Dataset content below:

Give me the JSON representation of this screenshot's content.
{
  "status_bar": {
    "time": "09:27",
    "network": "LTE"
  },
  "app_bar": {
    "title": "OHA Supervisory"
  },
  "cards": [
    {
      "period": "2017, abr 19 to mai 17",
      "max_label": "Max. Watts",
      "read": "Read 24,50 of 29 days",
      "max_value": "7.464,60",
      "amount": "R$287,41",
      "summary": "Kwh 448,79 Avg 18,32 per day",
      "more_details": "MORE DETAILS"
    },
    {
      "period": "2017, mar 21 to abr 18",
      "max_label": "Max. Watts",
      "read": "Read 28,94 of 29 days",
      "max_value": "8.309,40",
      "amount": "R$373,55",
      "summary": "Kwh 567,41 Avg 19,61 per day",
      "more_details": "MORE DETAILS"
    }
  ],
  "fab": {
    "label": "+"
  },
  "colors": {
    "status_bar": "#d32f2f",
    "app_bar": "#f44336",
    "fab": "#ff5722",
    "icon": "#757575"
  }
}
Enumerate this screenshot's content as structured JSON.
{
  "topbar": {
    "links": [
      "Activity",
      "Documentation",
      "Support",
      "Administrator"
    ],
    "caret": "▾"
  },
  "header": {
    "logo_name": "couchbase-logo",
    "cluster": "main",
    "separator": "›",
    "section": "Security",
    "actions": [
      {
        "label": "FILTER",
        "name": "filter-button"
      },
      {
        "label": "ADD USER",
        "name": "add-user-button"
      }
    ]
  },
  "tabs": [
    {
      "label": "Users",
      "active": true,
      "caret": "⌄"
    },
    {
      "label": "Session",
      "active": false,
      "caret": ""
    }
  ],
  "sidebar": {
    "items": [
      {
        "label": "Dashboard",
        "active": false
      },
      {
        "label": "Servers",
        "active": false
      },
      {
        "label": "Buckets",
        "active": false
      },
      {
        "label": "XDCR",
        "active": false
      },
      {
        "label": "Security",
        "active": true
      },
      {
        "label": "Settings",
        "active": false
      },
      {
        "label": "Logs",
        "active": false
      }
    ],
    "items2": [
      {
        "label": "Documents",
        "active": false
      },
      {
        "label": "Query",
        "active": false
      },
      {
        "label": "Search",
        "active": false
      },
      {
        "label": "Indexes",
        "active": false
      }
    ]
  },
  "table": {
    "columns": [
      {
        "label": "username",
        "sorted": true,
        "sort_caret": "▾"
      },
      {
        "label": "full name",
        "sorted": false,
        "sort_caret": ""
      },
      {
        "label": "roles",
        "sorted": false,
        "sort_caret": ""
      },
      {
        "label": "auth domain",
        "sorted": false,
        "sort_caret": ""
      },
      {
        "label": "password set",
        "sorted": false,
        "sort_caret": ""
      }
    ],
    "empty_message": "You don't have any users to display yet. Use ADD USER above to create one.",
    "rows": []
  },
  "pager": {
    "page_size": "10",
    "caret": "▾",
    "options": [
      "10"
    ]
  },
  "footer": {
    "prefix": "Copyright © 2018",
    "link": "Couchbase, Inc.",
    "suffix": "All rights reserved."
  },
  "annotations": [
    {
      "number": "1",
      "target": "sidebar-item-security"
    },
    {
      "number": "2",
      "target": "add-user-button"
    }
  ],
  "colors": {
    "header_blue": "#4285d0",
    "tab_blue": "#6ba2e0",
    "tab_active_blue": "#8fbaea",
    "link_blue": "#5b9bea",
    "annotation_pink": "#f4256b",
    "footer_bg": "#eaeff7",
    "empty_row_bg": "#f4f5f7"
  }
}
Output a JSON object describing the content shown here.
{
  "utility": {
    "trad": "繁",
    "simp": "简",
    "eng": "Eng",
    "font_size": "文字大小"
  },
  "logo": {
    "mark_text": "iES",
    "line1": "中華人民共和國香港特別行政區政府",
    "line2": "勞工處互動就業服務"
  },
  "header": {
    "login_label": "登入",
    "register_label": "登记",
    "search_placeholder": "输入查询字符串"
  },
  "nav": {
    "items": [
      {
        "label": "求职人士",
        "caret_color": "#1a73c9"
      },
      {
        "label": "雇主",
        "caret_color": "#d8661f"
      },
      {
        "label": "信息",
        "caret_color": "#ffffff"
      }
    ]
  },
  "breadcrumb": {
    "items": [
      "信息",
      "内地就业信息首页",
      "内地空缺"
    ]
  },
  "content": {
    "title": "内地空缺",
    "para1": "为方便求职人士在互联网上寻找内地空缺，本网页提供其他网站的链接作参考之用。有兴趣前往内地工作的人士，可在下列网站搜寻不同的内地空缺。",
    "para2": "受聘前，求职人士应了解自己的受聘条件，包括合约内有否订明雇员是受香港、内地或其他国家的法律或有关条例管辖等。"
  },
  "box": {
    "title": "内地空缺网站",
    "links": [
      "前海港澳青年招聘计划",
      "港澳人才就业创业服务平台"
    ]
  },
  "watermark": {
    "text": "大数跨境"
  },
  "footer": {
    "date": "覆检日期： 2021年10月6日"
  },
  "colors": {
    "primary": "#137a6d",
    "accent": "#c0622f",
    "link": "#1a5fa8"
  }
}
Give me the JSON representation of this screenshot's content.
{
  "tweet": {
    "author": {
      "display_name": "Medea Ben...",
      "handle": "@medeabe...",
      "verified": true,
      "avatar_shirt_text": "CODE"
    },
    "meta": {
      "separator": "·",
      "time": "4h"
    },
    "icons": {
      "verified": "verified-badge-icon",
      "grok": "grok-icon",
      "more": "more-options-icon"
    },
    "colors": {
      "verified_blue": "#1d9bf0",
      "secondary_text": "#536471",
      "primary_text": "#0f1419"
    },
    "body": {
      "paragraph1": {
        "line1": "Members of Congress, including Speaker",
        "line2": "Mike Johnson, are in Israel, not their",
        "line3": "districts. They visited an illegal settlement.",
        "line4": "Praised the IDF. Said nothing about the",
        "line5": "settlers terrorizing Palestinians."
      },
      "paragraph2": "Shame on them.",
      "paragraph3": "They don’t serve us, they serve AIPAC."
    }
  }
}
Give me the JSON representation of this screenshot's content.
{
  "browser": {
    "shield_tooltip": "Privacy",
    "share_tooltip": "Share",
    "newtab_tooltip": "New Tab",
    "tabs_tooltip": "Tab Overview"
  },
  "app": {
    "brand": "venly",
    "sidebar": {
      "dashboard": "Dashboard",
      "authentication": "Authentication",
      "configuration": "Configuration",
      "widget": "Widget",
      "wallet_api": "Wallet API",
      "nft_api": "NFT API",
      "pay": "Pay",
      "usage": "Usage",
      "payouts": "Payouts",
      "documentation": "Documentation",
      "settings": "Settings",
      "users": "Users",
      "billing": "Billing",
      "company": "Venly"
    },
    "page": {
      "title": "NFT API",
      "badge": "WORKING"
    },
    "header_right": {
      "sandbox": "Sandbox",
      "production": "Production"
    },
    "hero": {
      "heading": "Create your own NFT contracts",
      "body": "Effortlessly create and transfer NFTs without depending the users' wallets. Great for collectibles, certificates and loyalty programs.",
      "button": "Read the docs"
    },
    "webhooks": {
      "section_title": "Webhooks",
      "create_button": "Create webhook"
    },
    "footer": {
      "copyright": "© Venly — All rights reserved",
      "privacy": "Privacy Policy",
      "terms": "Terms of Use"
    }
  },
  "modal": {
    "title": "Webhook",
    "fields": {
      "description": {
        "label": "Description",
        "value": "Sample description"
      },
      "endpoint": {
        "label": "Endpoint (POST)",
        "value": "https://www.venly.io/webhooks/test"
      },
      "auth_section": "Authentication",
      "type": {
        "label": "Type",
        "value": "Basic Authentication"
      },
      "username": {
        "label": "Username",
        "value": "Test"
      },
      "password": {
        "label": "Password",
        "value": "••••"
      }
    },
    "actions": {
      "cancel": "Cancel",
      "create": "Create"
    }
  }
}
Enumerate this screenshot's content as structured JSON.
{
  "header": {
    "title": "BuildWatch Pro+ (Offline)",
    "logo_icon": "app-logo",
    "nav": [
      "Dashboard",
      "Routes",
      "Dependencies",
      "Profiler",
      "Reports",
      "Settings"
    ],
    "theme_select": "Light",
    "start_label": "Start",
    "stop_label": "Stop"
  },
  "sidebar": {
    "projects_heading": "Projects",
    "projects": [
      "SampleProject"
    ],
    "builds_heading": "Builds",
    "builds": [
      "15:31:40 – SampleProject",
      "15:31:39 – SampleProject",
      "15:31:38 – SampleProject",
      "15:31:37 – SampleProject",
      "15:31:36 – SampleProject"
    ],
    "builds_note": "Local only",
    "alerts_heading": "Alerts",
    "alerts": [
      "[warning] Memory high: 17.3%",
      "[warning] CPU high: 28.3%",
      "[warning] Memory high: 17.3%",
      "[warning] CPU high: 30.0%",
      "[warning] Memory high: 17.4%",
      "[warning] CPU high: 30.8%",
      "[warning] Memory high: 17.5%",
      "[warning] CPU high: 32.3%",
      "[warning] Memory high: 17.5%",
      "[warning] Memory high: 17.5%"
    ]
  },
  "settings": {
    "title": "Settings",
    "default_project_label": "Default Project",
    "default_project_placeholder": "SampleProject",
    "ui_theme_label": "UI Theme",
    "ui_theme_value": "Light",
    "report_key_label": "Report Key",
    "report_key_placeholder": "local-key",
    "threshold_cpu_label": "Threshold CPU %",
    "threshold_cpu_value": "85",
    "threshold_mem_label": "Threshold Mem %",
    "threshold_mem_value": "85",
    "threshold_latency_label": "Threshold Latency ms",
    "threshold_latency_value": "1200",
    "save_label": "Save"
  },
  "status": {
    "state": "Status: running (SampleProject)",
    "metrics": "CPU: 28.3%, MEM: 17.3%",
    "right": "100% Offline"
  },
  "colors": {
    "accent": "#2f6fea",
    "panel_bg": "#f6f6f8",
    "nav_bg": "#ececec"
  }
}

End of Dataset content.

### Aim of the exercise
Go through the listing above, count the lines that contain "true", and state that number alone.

### Result of this task
4